Andy Awford has pledged to get Pompey scouts back on local parks pitches.
And the Blues great believes it’s a policy which will ensure the area’s top young talent are no longer allowed to slip through the net.
Before Awford’s arrival as Pompey Academy manager at the end of January, the club did not have a single youth scout.
Savage financial cutbacks and the regime under former director of youth operations Paul Smalley had accounted for that.
Without a recruitment programme in place, the likes of Southampton, Brighton, Reading and Chelsea have been free to plunder in staunch Pompey territory, often unopposed.
Today, Awford possesses 18 scouts across Hampshire, among them former youth development officer Dave Hurst.
What’s more, they are giving their services on an entirely voluntary basis.
It represents a fresh drive led by Awford to identify the area’s most talented youngsters and bring them to Fratton Park.
For too long they have been vanishing off Pompey’s own doorstep, while the club have often fixed their gaze abroad.
Now it is Awford’s priority to put an end to it.
He said: ‘Recruitment is everything in Academy football. If you haven’t got recruitment in place then you are stuffed.
‘That is an area we will continue to improve in. We have improved it already since I came in.
‘It didn’t take much, we didn’t have a scout. So we have improved that 100 per cent already.
‘We have got people who are looking and trying to unearth the next gem. They will carry on doing that for us and we are grateful to them for that.
‘If I get any extra budget – although I doubt if I will – that will go towards recruitment because that is the area we need to hit to make sure we have covered all bases.
‘We are up to 18 scouts now, but they will do it for a ticket and a coat, they are not being paid.
‘Let’s not worry about getting kids from France. It is on your doorstep we should be concentrating on.
‘Let’s get that right first because there were too many local boys wandering. We have managed to get a couple back, which has been good.
‘If one becomes available from France or Australia or Ireland or Romania, we will take him if he’s good enough.
‘But we have certainly got to concentrate on local.
‘I wouldn’t say we have neglected our local area, but when you don’t have a scout then that’s hard.
‘You are relying on mums and dads picking up and phone and saying “can you come and look at my son”.
‘We will still cover certain bits abroad, but the main priority for me is to get our own areas right first.
‘Let’s get our own patch sorted first and then widen as we get bigger and better, hopefully.’
When Paul Hart was director of youth operations, Pompey were bringing in highly-regarded young players from France and Belgium.
There has also been an agreement in place with Irish club Home Farm to act as a feeder.
In addition, a steady influx of Australian footballers have landed at Fratton Park over the last few years.
For Awford, though, it is very much back to basics, with a focus now on Hampshire. And he has praised the impact of Hurst, the man who once signed him for Pompey and now serves with Awford.

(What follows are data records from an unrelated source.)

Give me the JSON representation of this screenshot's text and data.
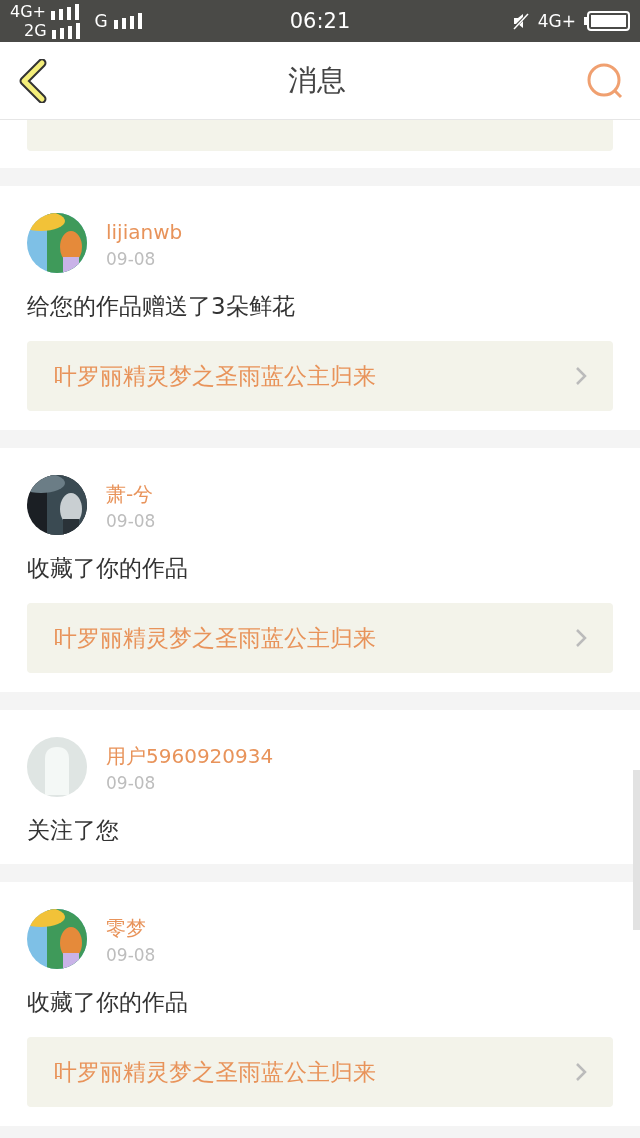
{
  "status_bar": {
    "sim1_network": "4G+",
    "sim2_network": "2G",
    "extra_network": "G",
    "time": "06:21",
    "data_network": "4G+"
  },
  "header": {
    "title": "消息"
  },
  "messages": [
    {
      "user": "lijianwb",
      "date": "09-08",
      "text": "给您的作品赠送了3朵鲜花",
      "work": "叶罗丽精灵梦之圣雨蓝公主归来"
    },
    {
      "user": "萧-兮",
      "date": "09-08",
      "text": "收藏了你的作品",
      "work": "叶罗丽精灵梦之圣雨蓝公主归来"
    },
    {
      "user": "用户5960920934",
      "avatar": {
        "kind": "placeholder"
      },
      "date": "09-08",
      "text": "关注了您"
    },
    {
      "user": "零梦",
      "date": "09-08",
      "text": "收藏了你的作品",
      "work": "叶罗丽精灵梦之圣雨蓝公主归来"
    }
  ]
}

He added: ‘It is good having Dave back heading the scouting team, from my point of view.
‘It has been good to ask his advice and he has been superb, he really has. He has been everything I thought him to be and probably more.
‘He has been there every step of the way with me to help me along.

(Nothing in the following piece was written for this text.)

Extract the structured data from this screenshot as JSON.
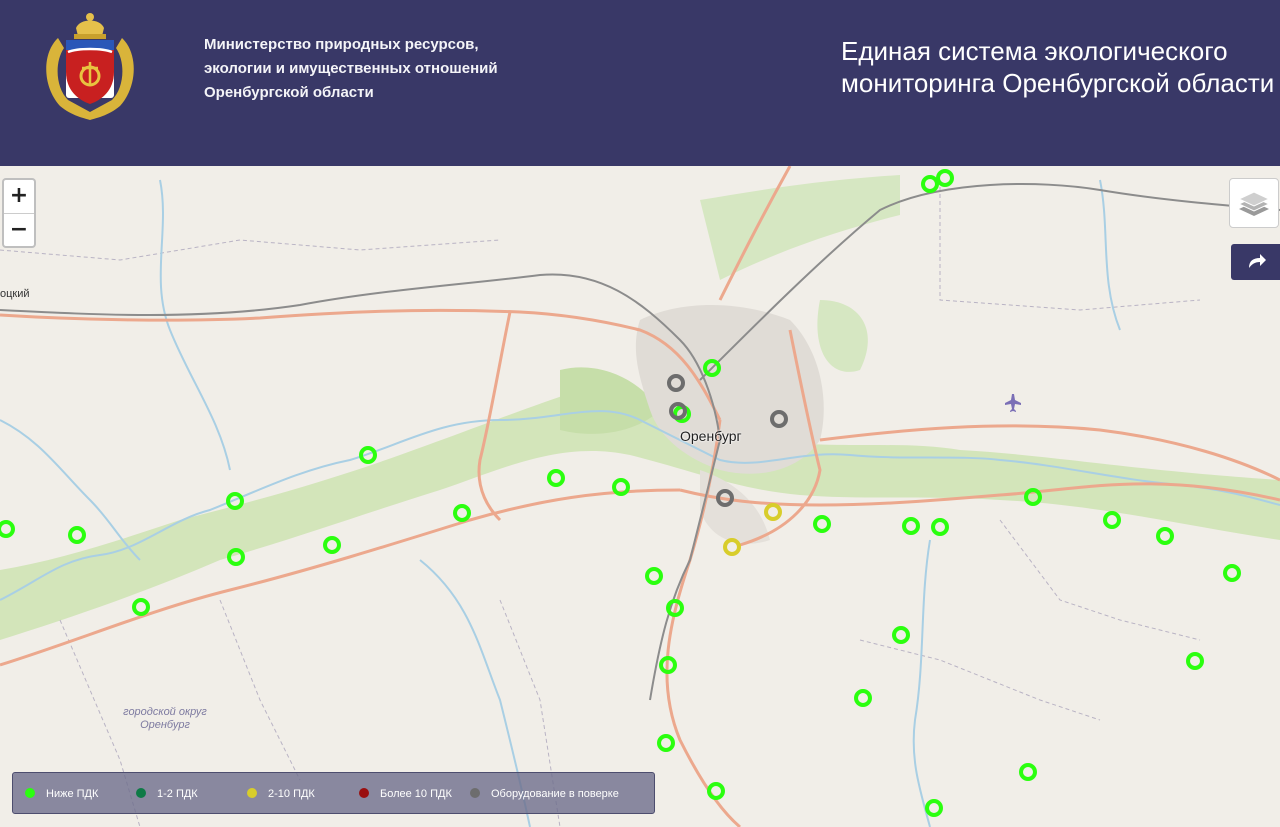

‘Under him, we have 18 scouts in the local communities within Hampshire. A couple also stray into Dorset.
‘Realistically, you want more areas covered. You want your hour-and-a-half full and you want your satellite centres.
‘The satellite centres obviously went when the club went into administration. Rightly so, probably.
‘But they need to be reintroduced over the course of next season to allow us to pick up kids from a little bit further away.
‘The main priority at the moment is to get Hampshire sorted out – then you dot around Surrey, Dorset, Sussex.
‘There is no point having a youth department if you haven’t got recruitment. I don’t see how you are supposed to get boys.
‘And we have to improve that even more.’